Indirect Inputs Related to a “Meal” do not constitute Employee Benefits and are Deductible
1 February 2023
Dear friends and colleagues,
The Supreme Court rejected the state’s appeal and fully adopted the judgment of the Honorable Judge Shmuel Bornstein of the Center-Lod District Court in this matter.
Regulation 15A of the Value Added Tax Regulations, 1976, stipulates that input tax that employers have incurred due to their employees, cannot be deducted by the employer unless it was proven to the VAT director that the input was sold or provided as a service to the employee, and the sale or provision of the service is included in the dealer’s periodic report as taxable transaction.
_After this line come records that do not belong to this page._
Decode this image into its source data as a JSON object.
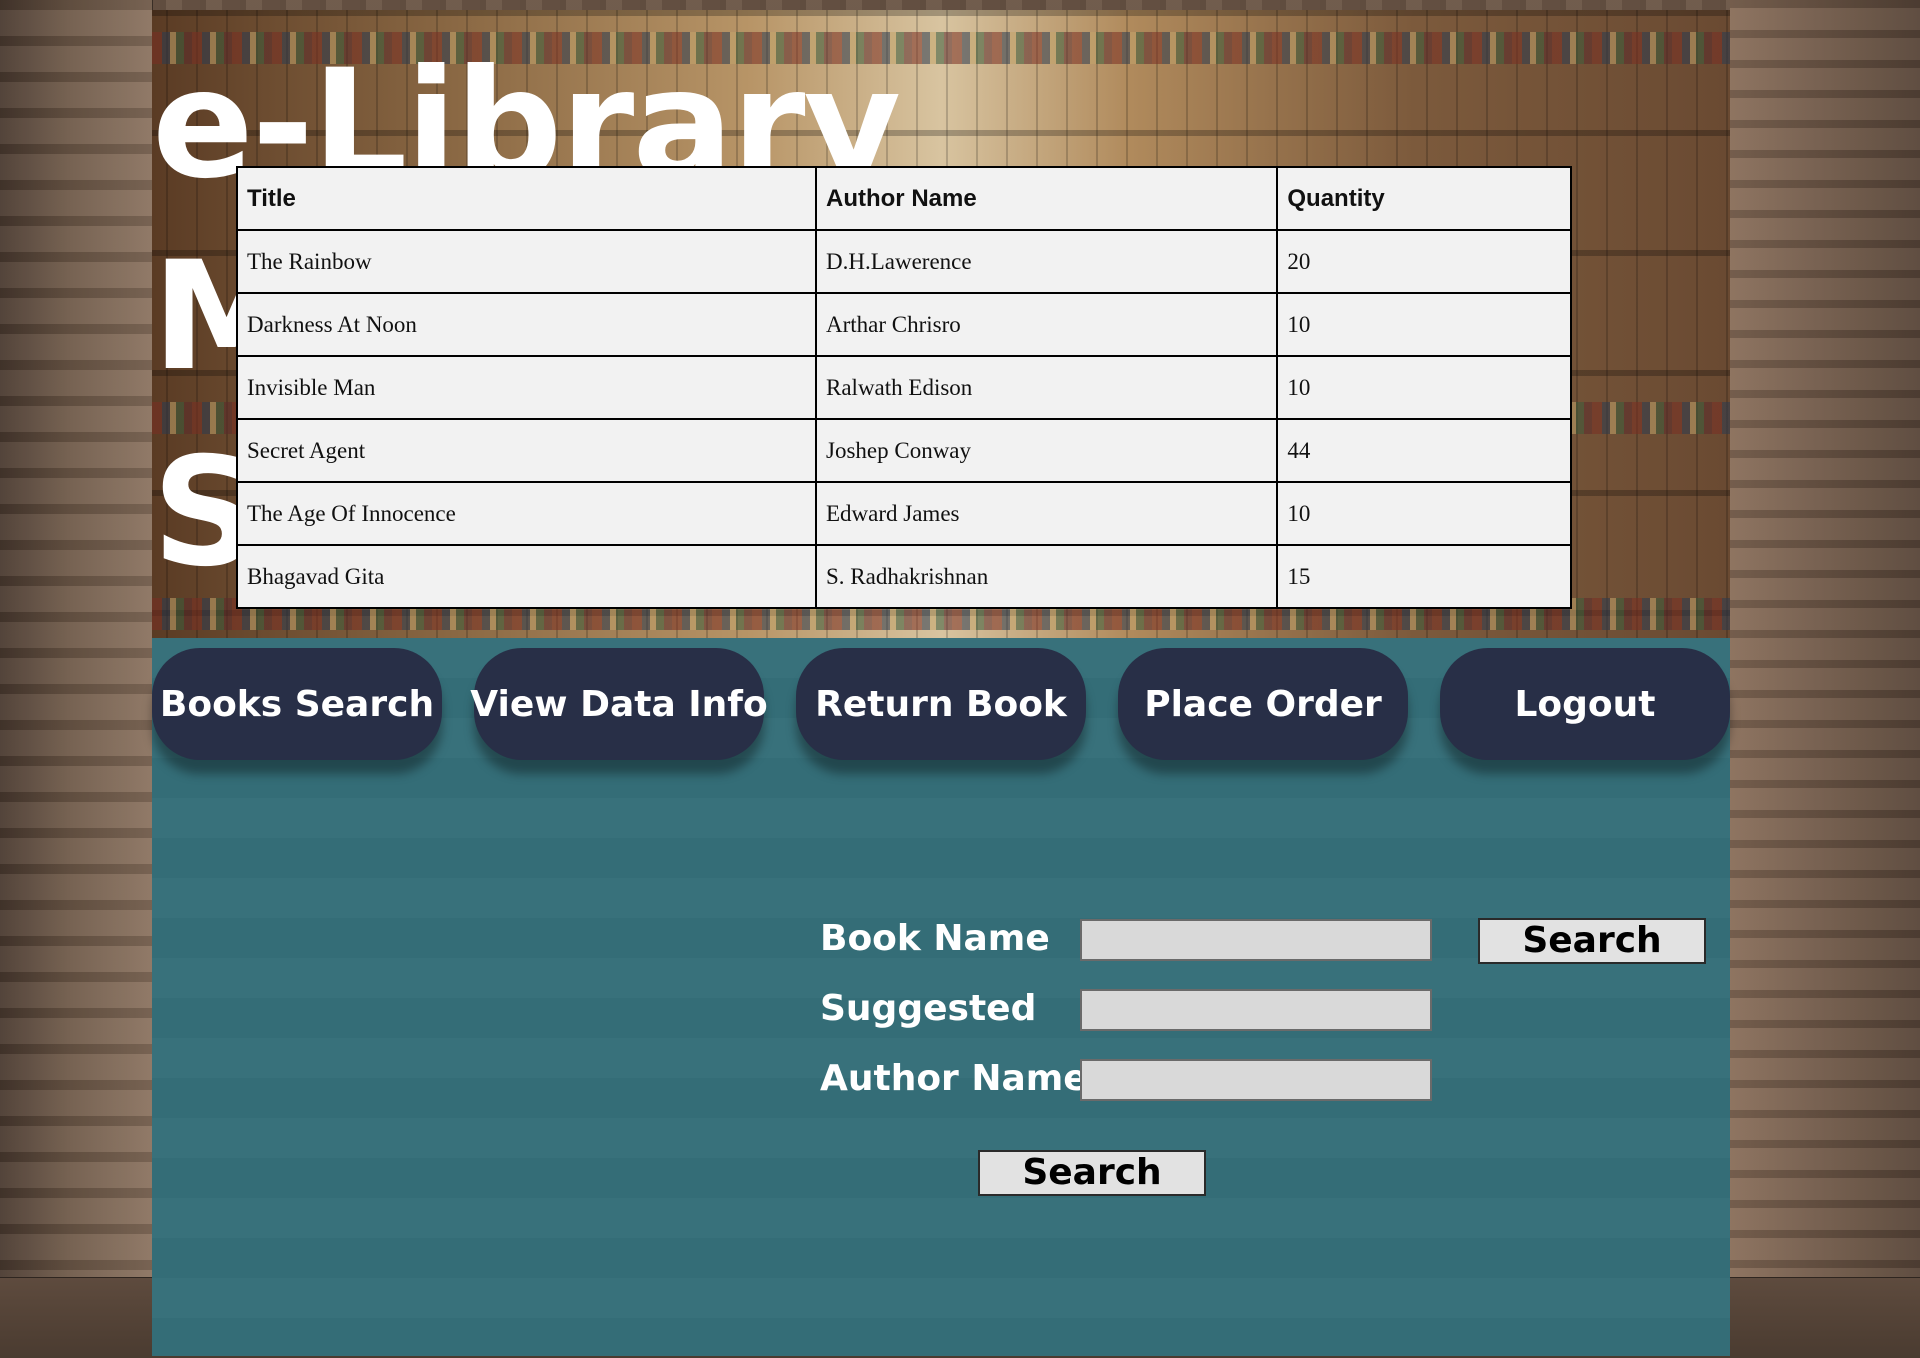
{
  "brand": {
    "line1": "e-Library",
    "line2": "M",
    "line3": "S"
  },
  "table": {
    "headers": [
      "Title",
      "Author Name",
      "Quantity"
    ],
    "rows": [
      [
        "The Rainbow",
        "D.H.Lawerence",
        "20"
      ],
      [
        "Darkness At Noon",
        "Arthar Chrisro",
        "10"
      ],
      [
        "Invisible Man",
        "Ralwath Edison",
        "10"
      ],
      [
        "Secret Agent",
        "Joshep Conway",
        "44"
      ],
      [
        "The Age Of Innocence",
        "Edward James",
        "10"
      ],
      [
        "Bhagavad Gita",
        "S. Radhakrishnan",
        "15"
      ]
    ]
  },
  "nav": {
    "items": [
      {
        "label": "Books Search"
      },
      {
        "label": "View Data Info"
      },
      {
        "label": "Return Book"
      },
      {
        "label": "Place Order"
      },
      {
        "label": "Logout"
      }
    ]
  },
  "form": {
    "book_name_label": "Book Name",
    "book_name_value": "",
    "suggested_label": "Suggested",
    "suggested_value": "",
    "author_name_label": "Author Name",
    "author_name_value": "",
    "search_top_label": "Search",
    "search_bottom_label": "Search"
  },
  "colors": {
    "panel": "#356f79",
    "nav_button": "#282f47",
    "table_bg": "#f2f2f2"
  }
}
This regulation further provides that an input due to an employee is: an asset or a service, such as a meal, housing, gift, or entertainment, intended for the enjoyment, benefit, and welfare of the employee or his or her family member.
The District Court discussed whether the term “meal” includes only the direct inputs related to the meal (such as raw materials, kitchen equipment, dining room equipment, etc.) or also the actual kitchens and dining rooms.
Factually, the court determined that the appellant (Amdocs) did not prove its claim that it was not possible to rent the entire building without renting the actual dining rooms and kitchens. In addition, the court ruled that the appellant did not prove that the dining rooms were used for the employer’s benefit (such as holding conferences and the like).
Despite this, the court ruled that the term “meal” should only include inputs that are distinctly and exclusively related to the meal. “Thus, the raw materials and the work… the equipment and the furniture, are inputs due to the employee, and no input tax should be deducted for them. On the other hand, the relative inputs related to the place assigned by the employer, from within the factory or office building, for the preparation and consumption of the meal, i.e. the relative part of the rent, electricity, water, property tax, and management fees, there is no reason to consider them as inputs due to the employee”, and it is allowed to deduct them.
The court also noted that it is allowed to deduct inputs related to additional areas located at the workplace and not used for work purposes, such as rest areas or a gym.
The state appealed this ruling to the Supreme Court. The court advised the state to withdraw its appeal. Since the state refused and insisted on receiving a verdict, the Supreme Court fully adopted the ruling of the District Court and stated:
“At this point and after re-considering the matter, we have no choice but to adopt the District Court ruling. Our ruling is based on the interpretation of the regulation before us, and we do not take any position regarding the possibility of changing the legal situation by amending it insofar as the appellant seeks to promote a change in this direction.”
We note that following this ruling, in our opinion, it is possible to examine in each case whether it is allowed to retroactively deduct the input tax in connection with the inputs related to the premises that the employer allocated for the benefit of employees, which and are not used by the business in a distinct manner, such as dining areas and kitchens, gyms, library and the like.
In light of the above, we recommend contacting our VAT department for legal advice if you have any doubt regarding the question of input tax deduction by the employer, whether concerning “meals” as detailed above or concerning other cases such as events for employees, employee transportation, etc.
This update cannot and should not be construed as tax advice. Such advice depends on the specific circumstances of each case.
We will be happy to assist you with any questions or clarification regarding this matter.
Herzog Fox & Neeman